Children’s Day History: Origin and Background
20th November marks the anniversary of the “Declaration of the Rights of the Child” that was adopted by the UN General Assembly in 1959. Furthermore, in 1989, on the same day, the Convention on the Rights of the child was signed. The main motive behind this convention was to promote child welfare and communal exchange between them all over the world. In India, Children’s Day was first celebrated in 1964 after Pt. Jawaharlal Nehru’s death. Nehru’s birth anniversary is commemorated as Children’s Day on 14th November every year.
Nehru was extremely fond of children and considered them to be the nation’s future. Nehru also played a significant role in the long freedom struggle to get India independent. Moreover, Nehru became India’s first Prime Minister after India achieved its independence. Hence, 14th November is not only commemorated as Children’s day, it also pays a tribute to the great and eminent politician and leader who fought for India’s independence. The occasion is marked by various cultural programs and events organized by schools and educational institutions across India.
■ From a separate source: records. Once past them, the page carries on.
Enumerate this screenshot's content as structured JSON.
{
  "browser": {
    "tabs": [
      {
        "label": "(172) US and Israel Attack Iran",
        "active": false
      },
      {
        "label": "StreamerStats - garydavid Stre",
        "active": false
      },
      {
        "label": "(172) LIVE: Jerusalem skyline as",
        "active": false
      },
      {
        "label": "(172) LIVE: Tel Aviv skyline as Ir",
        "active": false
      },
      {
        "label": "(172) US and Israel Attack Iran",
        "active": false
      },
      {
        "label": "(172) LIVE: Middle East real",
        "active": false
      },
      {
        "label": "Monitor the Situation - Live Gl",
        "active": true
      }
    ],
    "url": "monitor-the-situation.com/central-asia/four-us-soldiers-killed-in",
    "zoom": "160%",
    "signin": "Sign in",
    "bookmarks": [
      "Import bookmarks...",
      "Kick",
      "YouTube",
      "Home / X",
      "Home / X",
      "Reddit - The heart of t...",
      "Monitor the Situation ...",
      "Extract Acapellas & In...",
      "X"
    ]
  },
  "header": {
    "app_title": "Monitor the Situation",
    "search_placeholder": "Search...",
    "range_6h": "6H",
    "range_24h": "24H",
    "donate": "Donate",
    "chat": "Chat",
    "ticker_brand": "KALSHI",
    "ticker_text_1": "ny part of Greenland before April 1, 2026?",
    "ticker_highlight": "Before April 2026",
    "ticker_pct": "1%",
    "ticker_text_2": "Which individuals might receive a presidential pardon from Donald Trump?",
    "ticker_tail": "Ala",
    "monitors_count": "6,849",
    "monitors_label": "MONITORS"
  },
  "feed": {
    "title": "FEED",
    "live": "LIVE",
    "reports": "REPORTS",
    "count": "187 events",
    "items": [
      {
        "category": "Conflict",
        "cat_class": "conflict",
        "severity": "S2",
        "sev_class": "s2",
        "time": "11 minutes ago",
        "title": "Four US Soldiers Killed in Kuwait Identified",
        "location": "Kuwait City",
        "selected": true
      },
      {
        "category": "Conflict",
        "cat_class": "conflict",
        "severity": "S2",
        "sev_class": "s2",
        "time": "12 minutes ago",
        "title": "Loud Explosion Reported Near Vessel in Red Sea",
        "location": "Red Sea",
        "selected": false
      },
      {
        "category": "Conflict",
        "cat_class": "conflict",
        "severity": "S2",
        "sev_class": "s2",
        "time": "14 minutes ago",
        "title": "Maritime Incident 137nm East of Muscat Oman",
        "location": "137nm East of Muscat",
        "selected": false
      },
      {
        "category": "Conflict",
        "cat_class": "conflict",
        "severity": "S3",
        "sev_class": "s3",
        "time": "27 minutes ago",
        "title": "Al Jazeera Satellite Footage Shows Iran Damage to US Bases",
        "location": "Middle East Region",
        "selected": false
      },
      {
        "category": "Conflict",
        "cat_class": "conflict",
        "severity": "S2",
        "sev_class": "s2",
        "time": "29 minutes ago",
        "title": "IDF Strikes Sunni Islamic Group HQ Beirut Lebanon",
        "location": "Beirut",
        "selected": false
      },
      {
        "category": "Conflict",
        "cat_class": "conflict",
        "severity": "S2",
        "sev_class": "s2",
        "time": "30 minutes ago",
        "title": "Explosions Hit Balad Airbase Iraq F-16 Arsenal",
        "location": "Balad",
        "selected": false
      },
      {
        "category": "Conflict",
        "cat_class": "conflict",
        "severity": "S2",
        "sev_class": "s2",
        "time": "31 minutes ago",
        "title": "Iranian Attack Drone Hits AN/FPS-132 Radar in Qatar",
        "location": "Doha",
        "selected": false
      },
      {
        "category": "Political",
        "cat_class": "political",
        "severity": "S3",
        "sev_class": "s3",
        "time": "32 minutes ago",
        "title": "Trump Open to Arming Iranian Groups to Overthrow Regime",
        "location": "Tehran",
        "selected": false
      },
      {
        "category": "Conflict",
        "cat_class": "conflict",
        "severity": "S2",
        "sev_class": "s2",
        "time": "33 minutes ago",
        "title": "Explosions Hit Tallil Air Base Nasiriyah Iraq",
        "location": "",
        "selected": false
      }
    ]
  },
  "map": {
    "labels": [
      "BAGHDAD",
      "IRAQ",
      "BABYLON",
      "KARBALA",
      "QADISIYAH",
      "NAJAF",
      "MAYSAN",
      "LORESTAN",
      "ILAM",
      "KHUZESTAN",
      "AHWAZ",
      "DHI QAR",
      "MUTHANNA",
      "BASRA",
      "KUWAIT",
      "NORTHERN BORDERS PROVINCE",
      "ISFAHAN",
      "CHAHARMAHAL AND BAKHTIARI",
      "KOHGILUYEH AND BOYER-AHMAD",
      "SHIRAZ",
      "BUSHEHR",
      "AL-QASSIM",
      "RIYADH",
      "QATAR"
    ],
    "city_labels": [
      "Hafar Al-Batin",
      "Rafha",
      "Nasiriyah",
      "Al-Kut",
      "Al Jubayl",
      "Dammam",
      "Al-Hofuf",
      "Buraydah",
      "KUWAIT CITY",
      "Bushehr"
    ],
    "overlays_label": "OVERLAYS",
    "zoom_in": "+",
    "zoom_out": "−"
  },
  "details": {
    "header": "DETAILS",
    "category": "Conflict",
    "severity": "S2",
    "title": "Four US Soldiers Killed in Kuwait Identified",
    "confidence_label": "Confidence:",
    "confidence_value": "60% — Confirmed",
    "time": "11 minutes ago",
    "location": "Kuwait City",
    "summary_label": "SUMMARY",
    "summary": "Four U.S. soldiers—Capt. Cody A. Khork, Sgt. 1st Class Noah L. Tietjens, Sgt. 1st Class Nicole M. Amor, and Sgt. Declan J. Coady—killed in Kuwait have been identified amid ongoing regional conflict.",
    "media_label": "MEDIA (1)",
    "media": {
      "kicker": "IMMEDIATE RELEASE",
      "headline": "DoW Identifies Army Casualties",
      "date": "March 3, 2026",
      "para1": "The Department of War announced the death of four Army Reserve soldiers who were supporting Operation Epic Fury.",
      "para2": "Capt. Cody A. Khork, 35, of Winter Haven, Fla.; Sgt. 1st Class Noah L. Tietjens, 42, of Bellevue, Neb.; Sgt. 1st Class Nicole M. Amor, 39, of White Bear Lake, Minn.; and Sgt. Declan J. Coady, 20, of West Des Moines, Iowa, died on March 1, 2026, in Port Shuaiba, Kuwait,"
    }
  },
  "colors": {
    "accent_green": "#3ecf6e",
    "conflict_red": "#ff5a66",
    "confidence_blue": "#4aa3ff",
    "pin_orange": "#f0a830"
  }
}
The occasion is celebrated throughout India with immense fun, fervor and enthusiasm. Students are encouraged to participate in various activities, such as singing, dancing, story telling, elocution, painting, art and crafts, and so on. It gives all the children of India to enjoy the freedom of childhood. Many Non-Governmental Organizations (NGOs) also organize programs for the poor and deprived children. These days, a number of special programs are aired on the television and radio for kids.